Find every line below where the word "this" occurs. Then say how many there are, giving only the number.

[Source data]

○ ○ ○ ○ ○ ○ ○

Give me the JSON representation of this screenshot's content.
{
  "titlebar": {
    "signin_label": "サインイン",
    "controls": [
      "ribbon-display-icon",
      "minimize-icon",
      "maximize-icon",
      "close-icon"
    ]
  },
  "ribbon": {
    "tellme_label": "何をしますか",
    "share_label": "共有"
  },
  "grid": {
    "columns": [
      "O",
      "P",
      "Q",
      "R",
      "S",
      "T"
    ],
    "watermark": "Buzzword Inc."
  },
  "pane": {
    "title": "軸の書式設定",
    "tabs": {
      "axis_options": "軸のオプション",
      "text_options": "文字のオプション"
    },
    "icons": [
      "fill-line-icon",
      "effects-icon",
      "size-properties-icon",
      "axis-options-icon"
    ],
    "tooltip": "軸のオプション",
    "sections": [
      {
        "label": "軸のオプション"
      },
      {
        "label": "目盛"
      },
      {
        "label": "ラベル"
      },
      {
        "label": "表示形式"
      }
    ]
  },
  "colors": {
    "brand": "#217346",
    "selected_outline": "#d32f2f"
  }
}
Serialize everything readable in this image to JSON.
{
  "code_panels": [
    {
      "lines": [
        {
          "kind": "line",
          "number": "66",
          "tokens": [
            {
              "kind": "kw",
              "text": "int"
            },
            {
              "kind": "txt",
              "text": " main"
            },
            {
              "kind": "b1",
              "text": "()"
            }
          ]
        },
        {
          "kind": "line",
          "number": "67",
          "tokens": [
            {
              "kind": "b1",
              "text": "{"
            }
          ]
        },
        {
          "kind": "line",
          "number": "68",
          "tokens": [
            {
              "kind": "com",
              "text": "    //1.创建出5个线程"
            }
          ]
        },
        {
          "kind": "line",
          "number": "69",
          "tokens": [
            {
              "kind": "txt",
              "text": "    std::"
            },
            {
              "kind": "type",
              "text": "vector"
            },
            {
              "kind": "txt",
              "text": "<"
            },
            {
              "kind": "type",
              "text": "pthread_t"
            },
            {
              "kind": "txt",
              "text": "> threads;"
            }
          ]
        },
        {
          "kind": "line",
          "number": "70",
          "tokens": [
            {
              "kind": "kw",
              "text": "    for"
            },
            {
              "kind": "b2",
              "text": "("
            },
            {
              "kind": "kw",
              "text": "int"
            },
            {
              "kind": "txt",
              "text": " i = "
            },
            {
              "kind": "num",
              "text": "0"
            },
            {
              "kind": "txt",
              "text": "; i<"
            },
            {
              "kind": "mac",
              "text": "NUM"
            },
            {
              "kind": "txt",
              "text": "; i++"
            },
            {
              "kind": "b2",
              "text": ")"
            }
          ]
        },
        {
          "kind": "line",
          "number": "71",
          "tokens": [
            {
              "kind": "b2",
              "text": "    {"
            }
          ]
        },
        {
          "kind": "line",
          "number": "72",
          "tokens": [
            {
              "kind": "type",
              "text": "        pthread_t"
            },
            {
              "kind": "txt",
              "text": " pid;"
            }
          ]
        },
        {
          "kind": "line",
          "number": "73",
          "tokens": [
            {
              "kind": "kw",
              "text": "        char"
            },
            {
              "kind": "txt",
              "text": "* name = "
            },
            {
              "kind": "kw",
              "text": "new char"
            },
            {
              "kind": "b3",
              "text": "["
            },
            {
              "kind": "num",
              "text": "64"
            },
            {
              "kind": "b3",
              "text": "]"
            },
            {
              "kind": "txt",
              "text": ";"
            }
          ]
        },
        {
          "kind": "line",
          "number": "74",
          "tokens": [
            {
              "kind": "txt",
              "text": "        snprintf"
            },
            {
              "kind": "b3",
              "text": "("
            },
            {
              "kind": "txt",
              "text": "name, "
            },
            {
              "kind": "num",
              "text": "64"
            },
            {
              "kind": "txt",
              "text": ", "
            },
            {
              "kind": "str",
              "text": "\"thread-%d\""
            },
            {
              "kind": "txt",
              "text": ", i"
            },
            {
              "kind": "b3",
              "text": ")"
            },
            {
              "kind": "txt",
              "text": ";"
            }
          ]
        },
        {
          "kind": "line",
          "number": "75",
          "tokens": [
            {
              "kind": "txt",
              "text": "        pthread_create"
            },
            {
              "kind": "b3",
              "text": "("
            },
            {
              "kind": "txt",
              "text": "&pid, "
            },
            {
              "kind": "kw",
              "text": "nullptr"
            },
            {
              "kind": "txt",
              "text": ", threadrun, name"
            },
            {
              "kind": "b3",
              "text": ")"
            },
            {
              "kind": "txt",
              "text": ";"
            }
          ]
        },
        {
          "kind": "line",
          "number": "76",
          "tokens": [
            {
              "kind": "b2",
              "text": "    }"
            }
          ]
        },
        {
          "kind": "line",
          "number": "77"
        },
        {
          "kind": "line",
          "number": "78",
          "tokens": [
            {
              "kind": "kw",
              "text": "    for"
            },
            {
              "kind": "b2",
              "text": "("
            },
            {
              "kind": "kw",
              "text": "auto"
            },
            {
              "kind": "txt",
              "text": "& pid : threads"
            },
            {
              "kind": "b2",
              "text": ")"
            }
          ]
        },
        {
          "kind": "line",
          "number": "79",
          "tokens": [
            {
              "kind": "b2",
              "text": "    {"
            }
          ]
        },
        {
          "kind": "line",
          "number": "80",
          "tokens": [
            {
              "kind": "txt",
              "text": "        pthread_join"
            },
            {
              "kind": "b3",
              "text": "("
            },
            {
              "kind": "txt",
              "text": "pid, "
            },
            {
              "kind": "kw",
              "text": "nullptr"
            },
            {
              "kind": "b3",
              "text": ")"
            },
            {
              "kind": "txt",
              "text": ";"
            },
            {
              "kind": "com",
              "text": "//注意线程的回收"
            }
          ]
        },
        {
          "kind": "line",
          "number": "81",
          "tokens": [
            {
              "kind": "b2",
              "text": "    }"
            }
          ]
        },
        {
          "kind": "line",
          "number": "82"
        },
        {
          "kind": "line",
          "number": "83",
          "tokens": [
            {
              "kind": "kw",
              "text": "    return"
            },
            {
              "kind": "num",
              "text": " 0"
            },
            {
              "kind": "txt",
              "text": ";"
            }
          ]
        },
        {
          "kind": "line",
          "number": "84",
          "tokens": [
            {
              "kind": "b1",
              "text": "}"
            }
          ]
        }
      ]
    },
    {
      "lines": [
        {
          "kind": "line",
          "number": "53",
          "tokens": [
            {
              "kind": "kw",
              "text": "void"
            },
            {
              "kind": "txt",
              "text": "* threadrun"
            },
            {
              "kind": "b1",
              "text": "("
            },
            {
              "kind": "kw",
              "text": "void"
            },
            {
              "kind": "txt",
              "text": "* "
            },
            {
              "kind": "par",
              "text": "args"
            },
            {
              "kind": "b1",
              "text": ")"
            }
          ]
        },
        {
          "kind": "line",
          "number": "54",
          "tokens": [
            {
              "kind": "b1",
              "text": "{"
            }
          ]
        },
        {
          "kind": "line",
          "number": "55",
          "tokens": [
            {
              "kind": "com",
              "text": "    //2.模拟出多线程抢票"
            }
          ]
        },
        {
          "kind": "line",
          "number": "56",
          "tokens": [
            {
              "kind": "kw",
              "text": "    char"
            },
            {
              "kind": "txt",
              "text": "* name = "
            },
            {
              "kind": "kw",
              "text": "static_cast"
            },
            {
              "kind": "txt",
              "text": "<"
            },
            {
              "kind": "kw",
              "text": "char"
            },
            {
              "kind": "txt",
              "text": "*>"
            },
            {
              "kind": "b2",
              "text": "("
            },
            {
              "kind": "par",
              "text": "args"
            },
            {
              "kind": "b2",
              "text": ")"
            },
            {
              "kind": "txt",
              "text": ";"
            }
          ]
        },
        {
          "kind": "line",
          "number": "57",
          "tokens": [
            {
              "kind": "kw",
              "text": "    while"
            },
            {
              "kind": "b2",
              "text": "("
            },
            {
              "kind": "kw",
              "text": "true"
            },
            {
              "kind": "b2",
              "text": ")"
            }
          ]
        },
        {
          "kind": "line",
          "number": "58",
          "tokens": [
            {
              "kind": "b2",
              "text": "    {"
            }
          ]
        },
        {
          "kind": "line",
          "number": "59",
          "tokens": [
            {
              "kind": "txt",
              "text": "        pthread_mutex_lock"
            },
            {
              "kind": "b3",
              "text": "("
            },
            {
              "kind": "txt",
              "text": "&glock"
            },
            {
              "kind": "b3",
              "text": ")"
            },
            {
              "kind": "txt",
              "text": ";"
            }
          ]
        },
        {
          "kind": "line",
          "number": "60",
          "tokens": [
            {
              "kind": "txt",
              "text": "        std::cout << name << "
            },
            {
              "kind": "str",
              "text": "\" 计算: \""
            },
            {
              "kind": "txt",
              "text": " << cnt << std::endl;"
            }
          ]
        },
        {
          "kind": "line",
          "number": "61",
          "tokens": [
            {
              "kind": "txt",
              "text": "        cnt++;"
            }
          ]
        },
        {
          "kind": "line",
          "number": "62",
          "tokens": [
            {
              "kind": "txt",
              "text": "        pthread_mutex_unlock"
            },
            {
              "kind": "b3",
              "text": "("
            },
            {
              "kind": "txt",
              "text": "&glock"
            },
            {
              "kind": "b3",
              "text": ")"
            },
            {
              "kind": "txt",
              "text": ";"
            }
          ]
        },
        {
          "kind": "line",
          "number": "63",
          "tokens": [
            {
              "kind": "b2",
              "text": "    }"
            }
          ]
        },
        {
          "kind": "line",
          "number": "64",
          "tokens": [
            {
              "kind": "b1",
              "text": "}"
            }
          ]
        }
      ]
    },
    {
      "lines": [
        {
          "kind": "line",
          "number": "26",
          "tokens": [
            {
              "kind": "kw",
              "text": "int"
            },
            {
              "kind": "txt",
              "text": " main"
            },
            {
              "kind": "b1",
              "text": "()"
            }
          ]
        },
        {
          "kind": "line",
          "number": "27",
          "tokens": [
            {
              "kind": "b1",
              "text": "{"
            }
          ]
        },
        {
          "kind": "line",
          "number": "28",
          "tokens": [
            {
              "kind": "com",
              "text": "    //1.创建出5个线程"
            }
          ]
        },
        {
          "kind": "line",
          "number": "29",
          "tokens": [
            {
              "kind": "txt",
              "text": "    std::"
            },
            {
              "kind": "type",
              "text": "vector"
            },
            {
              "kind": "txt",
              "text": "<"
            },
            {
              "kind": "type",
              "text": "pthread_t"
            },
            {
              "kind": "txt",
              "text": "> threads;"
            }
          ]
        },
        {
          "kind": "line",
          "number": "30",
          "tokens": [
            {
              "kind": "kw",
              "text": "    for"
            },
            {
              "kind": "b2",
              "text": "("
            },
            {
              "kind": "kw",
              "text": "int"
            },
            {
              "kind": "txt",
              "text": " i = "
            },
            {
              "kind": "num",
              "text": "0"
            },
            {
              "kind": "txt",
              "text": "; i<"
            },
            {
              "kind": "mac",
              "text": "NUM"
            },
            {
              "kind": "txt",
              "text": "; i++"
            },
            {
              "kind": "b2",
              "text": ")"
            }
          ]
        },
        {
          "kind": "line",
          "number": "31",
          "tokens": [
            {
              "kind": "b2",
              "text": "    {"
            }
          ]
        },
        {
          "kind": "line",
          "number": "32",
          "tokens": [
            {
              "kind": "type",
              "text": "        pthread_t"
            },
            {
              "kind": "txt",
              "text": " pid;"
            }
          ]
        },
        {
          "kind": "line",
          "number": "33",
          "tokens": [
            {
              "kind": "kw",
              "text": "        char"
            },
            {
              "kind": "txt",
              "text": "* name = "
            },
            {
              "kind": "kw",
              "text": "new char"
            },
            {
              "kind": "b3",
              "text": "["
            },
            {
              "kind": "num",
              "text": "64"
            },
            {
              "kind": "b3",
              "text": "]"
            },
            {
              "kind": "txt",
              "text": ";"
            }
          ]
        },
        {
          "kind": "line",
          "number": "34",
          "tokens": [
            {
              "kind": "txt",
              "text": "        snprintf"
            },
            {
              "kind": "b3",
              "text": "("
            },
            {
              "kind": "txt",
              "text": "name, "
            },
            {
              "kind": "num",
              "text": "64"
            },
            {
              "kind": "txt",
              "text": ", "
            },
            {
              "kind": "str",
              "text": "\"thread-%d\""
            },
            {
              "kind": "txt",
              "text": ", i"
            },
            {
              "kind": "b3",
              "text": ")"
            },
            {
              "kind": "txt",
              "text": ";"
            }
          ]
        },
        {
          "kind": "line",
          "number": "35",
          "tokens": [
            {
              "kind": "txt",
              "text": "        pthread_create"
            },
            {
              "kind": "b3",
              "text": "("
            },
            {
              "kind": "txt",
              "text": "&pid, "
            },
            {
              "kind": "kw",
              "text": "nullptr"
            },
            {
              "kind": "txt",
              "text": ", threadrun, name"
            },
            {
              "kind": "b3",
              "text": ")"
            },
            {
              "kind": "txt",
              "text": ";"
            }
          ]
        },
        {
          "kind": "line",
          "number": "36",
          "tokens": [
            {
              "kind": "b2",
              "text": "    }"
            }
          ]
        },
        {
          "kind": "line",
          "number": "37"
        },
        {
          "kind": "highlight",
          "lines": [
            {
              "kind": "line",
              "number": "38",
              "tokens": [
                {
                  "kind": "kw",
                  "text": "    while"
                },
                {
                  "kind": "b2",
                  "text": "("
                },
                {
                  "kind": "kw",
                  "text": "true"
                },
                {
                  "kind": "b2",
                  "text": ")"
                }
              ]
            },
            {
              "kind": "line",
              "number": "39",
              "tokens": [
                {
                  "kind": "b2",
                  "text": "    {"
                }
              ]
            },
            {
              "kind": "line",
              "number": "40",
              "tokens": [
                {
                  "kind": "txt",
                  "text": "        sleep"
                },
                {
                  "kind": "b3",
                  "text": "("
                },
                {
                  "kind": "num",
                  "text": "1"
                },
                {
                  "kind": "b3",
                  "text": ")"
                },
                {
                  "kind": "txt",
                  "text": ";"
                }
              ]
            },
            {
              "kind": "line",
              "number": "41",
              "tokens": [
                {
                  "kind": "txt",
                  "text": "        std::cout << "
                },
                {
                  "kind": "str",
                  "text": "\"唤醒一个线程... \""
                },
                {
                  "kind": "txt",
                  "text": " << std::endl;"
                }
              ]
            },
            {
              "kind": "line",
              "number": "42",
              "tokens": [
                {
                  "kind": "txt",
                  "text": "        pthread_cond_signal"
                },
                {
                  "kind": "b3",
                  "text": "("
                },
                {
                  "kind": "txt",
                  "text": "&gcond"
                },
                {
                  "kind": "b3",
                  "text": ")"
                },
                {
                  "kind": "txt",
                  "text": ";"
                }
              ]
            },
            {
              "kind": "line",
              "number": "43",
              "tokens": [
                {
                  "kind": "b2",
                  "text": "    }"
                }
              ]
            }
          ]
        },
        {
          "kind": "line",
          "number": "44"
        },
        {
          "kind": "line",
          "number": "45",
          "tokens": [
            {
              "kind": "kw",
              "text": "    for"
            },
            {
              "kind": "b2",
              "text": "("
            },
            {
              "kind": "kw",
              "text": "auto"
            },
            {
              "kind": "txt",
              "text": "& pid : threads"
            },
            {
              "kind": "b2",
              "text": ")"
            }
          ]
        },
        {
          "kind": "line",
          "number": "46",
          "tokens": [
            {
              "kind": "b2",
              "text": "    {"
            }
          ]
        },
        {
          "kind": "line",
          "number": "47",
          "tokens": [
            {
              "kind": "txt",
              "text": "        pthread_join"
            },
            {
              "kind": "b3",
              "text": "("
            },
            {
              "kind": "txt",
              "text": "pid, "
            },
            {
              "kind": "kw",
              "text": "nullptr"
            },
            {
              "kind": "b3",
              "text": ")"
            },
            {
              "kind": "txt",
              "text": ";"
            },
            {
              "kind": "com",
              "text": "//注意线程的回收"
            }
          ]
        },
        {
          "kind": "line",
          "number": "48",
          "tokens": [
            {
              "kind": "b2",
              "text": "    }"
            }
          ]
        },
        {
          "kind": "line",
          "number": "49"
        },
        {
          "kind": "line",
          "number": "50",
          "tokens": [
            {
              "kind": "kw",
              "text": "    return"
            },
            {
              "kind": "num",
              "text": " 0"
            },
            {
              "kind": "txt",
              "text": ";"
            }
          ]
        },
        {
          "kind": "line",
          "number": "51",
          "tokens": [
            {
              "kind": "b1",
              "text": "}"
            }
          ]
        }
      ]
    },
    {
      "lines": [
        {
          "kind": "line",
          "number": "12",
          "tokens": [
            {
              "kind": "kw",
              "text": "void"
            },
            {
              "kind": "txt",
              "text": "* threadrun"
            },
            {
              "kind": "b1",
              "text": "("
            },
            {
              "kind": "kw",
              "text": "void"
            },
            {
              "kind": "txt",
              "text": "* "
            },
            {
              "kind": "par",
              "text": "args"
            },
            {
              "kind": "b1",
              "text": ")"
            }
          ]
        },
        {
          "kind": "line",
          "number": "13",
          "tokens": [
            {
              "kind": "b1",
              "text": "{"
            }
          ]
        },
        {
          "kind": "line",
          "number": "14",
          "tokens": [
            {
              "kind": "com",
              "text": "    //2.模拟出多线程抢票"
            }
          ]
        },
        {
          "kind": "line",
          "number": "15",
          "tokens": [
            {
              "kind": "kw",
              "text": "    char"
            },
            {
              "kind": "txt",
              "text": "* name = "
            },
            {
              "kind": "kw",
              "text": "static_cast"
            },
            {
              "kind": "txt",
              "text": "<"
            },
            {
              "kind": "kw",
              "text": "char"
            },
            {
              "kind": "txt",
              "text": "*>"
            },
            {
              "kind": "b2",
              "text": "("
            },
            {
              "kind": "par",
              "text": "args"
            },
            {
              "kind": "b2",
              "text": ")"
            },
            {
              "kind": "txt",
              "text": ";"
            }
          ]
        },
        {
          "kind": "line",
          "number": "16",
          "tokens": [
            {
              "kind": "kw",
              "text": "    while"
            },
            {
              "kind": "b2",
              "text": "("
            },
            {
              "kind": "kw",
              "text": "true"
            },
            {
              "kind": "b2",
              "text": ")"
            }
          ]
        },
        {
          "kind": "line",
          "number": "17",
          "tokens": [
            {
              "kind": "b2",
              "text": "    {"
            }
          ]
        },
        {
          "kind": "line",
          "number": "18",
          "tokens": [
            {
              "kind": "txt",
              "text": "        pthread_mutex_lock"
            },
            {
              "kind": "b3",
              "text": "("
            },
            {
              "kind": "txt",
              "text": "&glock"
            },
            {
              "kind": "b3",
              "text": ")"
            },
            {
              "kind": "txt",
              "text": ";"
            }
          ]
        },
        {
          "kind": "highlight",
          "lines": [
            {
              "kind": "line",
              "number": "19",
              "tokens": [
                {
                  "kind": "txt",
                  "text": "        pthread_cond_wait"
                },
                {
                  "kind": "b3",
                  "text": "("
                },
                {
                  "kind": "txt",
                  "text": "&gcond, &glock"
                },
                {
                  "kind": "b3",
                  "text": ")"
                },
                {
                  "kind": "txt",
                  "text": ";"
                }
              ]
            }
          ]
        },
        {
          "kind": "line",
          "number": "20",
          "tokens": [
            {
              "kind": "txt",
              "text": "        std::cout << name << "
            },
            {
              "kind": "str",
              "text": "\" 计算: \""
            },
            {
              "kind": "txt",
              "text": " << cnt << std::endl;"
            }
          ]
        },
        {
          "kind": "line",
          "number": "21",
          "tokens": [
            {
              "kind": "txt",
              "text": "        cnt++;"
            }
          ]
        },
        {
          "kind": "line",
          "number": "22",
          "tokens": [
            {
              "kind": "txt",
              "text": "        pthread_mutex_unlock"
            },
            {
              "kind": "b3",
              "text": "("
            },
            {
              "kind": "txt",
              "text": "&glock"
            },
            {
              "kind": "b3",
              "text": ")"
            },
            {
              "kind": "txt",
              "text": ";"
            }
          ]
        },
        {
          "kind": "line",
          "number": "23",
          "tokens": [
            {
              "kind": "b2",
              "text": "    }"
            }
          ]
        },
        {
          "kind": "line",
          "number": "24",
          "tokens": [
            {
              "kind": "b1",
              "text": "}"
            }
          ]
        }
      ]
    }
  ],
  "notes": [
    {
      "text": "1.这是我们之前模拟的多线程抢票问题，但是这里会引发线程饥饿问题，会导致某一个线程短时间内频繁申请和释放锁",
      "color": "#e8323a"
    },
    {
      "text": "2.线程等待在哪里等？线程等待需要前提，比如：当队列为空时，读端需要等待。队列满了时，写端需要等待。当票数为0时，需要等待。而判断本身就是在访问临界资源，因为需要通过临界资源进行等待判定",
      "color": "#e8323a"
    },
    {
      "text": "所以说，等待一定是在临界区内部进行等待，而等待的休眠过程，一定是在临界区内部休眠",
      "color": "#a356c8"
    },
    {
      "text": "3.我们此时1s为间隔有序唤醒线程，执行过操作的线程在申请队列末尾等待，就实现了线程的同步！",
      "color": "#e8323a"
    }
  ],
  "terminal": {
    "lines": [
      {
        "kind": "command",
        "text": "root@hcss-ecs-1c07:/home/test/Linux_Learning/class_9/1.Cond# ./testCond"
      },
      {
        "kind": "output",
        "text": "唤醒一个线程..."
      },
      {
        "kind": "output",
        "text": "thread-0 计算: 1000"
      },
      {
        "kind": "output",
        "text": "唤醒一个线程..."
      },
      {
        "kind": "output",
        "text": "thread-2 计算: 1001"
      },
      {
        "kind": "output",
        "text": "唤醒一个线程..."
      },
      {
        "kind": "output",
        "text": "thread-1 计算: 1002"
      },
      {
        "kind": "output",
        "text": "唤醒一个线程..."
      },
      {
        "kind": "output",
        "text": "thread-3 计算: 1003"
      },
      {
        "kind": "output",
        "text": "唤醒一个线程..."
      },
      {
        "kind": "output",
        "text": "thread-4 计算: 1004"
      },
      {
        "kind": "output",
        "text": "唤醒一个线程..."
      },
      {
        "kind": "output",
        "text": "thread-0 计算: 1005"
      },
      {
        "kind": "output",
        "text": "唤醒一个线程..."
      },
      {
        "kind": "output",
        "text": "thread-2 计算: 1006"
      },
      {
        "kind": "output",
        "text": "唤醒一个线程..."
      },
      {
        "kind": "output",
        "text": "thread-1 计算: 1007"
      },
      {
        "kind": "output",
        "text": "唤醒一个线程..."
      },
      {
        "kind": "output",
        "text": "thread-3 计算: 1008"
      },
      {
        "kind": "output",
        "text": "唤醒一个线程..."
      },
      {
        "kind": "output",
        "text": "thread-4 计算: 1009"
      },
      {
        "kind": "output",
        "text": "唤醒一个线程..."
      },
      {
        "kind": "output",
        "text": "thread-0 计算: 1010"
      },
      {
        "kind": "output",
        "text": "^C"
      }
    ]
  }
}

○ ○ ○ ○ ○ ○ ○

• Task result:
2